**What needs to be done**
For each line below that includes the word "data", make a copy.

═══

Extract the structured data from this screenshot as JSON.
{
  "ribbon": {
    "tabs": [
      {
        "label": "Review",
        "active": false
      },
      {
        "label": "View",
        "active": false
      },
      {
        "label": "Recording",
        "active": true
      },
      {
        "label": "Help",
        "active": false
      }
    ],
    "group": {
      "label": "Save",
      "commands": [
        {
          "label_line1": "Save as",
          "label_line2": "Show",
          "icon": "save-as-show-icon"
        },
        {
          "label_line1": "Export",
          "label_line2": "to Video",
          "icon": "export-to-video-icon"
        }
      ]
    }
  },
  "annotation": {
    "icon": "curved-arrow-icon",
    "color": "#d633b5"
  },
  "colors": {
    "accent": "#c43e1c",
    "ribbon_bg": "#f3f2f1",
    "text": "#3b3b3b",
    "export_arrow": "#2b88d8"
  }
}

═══

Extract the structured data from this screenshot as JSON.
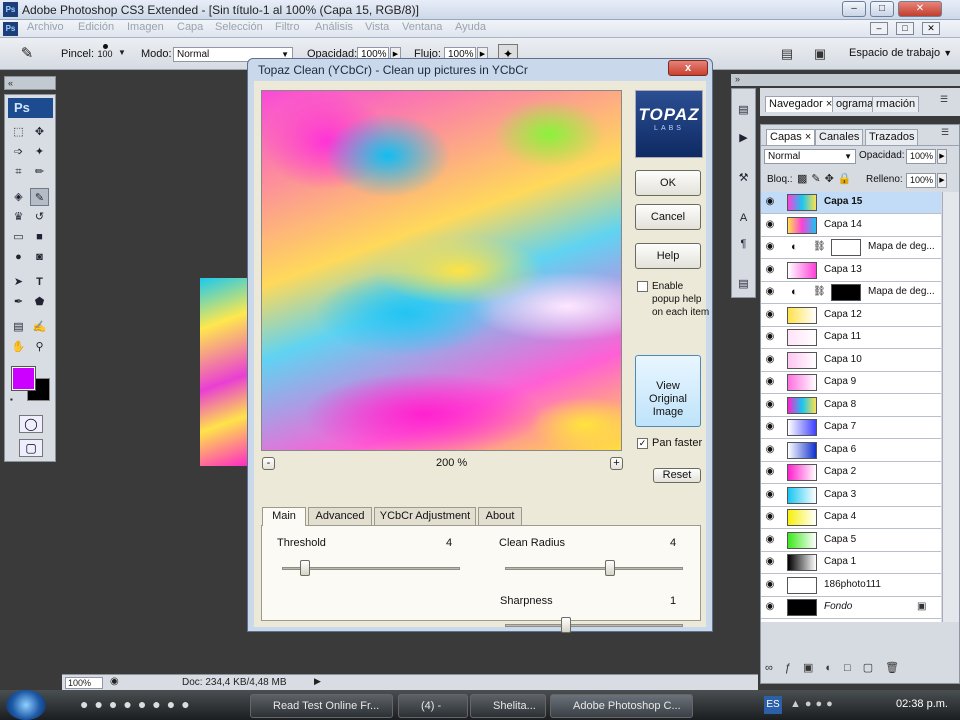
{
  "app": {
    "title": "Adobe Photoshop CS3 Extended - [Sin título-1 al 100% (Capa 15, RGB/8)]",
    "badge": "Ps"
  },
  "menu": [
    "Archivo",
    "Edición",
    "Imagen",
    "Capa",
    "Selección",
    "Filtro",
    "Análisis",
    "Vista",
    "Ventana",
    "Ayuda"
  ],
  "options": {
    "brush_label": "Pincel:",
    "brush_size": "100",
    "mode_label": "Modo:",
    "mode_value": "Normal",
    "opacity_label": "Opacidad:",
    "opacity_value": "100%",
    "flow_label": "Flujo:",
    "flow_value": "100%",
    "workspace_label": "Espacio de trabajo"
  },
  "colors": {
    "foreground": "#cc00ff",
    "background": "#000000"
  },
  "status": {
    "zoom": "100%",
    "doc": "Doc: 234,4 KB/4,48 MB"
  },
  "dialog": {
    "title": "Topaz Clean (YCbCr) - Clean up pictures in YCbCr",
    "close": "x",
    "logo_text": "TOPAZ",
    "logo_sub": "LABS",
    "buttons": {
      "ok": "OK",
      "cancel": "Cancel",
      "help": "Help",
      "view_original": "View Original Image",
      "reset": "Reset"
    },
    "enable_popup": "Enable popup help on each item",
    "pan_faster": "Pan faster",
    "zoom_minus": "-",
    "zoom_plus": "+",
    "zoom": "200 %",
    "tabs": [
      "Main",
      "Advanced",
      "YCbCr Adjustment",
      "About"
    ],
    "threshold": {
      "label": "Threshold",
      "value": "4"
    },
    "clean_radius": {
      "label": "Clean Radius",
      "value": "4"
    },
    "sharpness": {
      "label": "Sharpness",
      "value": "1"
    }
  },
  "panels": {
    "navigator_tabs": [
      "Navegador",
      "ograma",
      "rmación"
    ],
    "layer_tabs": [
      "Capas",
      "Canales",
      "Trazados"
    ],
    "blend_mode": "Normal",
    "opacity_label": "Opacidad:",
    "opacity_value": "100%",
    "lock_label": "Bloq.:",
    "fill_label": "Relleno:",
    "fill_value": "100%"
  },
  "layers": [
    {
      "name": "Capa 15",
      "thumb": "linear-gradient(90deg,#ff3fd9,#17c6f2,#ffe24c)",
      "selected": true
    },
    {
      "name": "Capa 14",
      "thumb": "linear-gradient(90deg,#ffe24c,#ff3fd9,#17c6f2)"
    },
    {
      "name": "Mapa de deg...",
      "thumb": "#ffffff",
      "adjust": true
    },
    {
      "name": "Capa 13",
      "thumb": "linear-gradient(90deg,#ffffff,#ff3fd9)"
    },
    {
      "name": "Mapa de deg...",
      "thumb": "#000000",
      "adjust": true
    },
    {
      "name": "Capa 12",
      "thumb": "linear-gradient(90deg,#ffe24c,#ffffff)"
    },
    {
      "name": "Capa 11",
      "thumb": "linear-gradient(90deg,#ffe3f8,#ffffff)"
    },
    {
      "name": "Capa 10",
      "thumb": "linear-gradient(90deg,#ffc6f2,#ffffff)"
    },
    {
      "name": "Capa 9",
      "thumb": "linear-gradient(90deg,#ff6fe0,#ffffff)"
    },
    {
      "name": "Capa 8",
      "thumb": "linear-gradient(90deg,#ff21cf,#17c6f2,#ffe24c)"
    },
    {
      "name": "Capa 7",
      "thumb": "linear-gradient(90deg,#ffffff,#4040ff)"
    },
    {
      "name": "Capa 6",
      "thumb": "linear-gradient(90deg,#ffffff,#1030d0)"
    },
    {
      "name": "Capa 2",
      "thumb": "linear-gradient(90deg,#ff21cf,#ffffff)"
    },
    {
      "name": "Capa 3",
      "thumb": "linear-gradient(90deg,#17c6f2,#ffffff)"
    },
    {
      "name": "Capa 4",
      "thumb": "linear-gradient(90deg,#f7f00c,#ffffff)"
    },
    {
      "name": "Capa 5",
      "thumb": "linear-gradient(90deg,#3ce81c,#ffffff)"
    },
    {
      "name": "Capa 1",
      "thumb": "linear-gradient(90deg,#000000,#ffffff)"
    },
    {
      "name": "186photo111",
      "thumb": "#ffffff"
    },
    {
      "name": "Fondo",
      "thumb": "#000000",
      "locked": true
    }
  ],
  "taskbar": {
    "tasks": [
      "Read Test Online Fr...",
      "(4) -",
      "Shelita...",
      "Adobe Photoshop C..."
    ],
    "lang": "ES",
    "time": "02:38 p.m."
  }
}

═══

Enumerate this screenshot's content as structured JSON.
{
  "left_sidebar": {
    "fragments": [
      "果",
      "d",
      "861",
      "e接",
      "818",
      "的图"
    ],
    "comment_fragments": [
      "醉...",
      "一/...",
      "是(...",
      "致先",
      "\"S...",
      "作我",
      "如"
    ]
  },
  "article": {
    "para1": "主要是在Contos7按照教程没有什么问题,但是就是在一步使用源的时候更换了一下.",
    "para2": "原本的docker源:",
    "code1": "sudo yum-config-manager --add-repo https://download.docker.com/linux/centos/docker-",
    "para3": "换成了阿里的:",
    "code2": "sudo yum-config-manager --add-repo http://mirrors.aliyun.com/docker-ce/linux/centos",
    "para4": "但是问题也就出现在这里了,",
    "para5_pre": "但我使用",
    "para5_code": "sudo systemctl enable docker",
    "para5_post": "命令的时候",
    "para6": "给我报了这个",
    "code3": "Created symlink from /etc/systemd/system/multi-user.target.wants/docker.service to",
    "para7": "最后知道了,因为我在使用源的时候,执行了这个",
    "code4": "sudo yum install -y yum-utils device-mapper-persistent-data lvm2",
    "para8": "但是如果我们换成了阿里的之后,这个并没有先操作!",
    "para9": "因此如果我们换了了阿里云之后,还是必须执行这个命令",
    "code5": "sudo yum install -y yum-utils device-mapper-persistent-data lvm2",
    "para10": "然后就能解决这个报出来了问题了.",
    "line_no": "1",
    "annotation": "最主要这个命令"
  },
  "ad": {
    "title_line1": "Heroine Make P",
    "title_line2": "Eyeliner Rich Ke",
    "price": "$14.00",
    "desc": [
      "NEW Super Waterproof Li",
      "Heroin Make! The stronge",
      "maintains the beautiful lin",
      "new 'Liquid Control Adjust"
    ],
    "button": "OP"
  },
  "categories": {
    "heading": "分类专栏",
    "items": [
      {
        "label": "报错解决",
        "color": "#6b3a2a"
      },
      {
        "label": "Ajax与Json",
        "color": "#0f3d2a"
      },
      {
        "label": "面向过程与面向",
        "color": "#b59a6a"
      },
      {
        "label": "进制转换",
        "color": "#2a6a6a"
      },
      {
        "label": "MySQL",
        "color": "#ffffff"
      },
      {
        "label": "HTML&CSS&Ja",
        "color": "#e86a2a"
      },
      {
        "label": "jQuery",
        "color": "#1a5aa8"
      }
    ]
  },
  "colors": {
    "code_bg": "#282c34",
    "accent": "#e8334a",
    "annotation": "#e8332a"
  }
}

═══

**Your response**
Extract the structured data from this screenshot as JSON.
Extract the structured data from this screenshot as JSON.
    "code4": "sudo yum install -y yum-utils device-mapper-persistent-data lvm2",
    "code5": "sudo yum install -y yum-utils device-mapper-persistent-data lvm2",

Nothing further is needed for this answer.